:: Materials provided ::

■ ■ ■ ■ ■

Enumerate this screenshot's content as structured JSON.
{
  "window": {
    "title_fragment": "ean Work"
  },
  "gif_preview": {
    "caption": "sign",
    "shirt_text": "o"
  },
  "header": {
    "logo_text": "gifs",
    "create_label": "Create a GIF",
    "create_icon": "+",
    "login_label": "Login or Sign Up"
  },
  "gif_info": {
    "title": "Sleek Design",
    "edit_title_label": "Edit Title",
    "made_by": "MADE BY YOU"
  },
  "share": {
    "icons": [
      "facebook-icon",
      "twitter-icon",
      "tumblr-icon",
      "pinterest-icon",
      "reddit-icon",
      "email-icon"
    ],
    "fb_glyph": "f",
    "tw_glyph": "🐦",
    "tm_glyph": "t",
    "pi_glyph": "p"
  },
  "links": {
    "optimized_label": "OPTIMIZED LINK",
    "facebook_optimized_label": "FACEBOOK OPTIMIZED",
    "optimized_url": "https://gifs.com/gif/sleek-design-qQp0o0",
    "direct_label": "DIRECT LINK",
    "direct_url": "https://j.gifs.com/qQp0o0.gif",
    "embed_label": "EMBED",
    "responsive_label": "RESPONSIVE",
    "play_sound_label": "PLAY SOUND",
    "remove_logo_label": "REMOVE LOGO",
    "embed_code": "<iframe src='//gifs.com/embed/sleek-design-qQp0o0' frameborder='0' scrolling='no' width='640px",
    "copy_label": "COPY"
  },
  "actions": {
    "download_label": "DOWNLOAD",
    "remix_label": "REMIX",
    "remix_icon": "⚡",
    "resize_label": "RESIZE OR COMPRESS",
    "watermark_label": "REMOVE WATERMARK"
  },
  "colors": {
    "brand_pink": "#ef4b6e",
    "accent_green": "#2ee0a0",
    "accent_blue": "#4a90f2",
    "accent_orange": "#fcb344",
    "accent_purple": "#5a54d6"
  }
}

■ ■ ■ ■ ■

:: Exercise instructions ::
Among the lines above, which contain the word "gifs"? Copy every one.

:: Result of the exercise ::
    "logo_text": "gifs",
    "optimized_url": "https://gifs.com/gif/sleek-design-qQp0o0",
    "direct_url": "https://j.gifs.com/qQp0o0.gif",
    "embed_code": "<iframe src='//gifs.com/embed/sleek-design-qQp0o0' frameborder='0' scrolling='no' width='640px",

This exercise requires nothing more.